Disadvantages of CFDs
Ironically, leverage is one of the biggest disadvantages of CFDs, just as much as it is one of its major appeals. Leverage boosts your profit potential, but when prices go against you, it can leave a devastating puncture in your trading capital. This is because losses are based on the leverage amount and not on your actual trading capital. CFD trading also comes with associated costs. When you open a CFD trade, you have to pay a spread fee which is the difference between the bid and ask prices of an asset. There are also additional costs in the form of rollover fees or swaps for positions held overnight. This is the cost applied for holding a leveraged position (which is essentially borrowed money) for an extended period of time.
Market volatility is another source of risk in CFD trading. Prices of financial assets are prone to random fluctuations and sometimes even choppy price action. There can also be price gaps that can occur during high-impact news releases or market openings after the weekends. This volatility can mean that you may miss your desired prices when entering trade positions, or your losses can be amplified when prices go against you. A final drawback for CFDs is that you do not own the underlying asset you are trading; you are simply speculating on its price changes. If you are trading a stock CFD, it means that you have no real shares, you do not hold any voting rights, and are not entitled to any dividends.
CFDs are considered tax-efficient for many investors in different jurisdictions. They do not attract Stamp Duty because they are technically not assets. But CFD profits can be subject to Capital Gains tax in certain jurisdictions. While limited tax liability is rarely a major incentive to trade CFDs, it is important to consider the relevant laws that apply in your specific jurisdiction before you trade.
Why Trade with AvaTrade Australia?
- Trade with confidence
AvaTrade Australia is an internationally regulated broker with dedicated trading websites. We have 7 regulations, across 6 continents.
- Large variety of CFD instruments
Trade commodities, indices as DAX-30, ETFs, stocks as Amazon, bonds and cryptocurrencies like Bitcoin and Ethereum CFDs.

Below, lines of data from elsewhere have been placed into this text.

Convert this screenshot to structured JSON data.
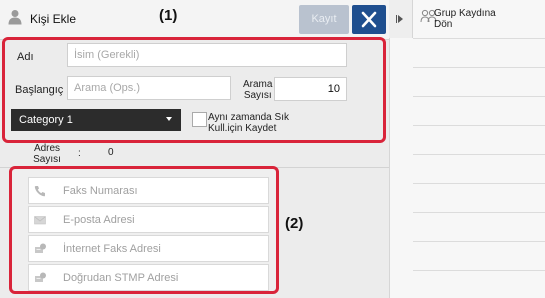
{
  "header": {
    "title": "Kişi Ekle",
    "save_label": "Kayıt",
    "callout": "(1)"
  },
  "form": {
    "name_label": "Adı",
    "name_placeholder": "İsim (Gerekli)",
    "start_label": "Başlangıç",
    "start_placeholder": "Arama (Ops.)",
    "search_count_label_line1": "Arama",
    "search_count_label_line2": "Sayısı",
    "search_count_value": "10",
    "category_value": "Category 1",
    "favorite_label_line1": "Aynı zamanda Sık",
    "favorite_label_line2": "Kull.için Kaydet"
  },
  "address_count": {
    "label_line1": "Adres",
    "label_line2": "Sayısı",
    "colon": ":",
    "value": "0"
  },
  "addresses": {
    "callout": "(2)",
    "items": [
      {
        "label": "Faks Numarası",
        "icon": "phone-icon"
      },
      {
        "label": "E-posta Adresi",
        "icon": "envelope-icon"
      },
      {
        "label": "İnternet Faks Adresi",
        "icon": "internet-fax-icon"
      },
      {
        "label": "Doğrudan STMP Adresi",
        "icon": "direct-smtp-icon"
      }
    ]
  },
  "right_panel": {
    "return_label_line1": "Grup Kaydına",
    "return_label_line2": "Dön"
  },
  "colors": {
    "highlight": "#d9243a",
    "close_button": "#1f4f8f",
    "save_button_disabled": "#b9c2cf",
    "category_select": "#2c2c2c"
  }
}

- Powerful Platforms
Manage your trades manually via MT4/MT5 and WebTrader, or use our automated trading platforms.
- Leveraged Trading
Use leverage on various CFDs to amplify your exposure to the markets.
- Master your trading skills
Expand your horizons by making the most of our educational materials & daily updates.
- Best in class customer service
Multilingual live support with a dedicated account manager.
Main CFD FAQ for Expert Traders
How long can I hold a CFD?
CFDs do not have an actual expiry date and can remain open as long as possible. However, keeping the position open after the market close can incur fees known as a rollover in CFDs or swaps in Forex currency pairs. Therefore, it would be in your best interest to calculate possible swaps in advance and project it onto your expected return.
Is CFD trading taxable?
CFD trading, in general, is a taxable income and subject to capital gains tax within EEA. However, UK residents can take advantage of Spread Betting, which is exempt from both stamp duty and taxation.
Does CFD expire?
CFDs are not traded in a regular stock exchange, and therefore don’t have expiration dates that would require buying or selling the underlying asset at a certain price.
Start Trading CFDs with AvaTrade Australia
If you think you know which way the markets will go and you want to start trading – it’s time to join AvaTrade and enjoy the best CFD trading experience! Still not sure? Take a look at the AvaTrade Reviews by our clients!
Register for a trading account now to enter the markets,
or try our risk-free demo account.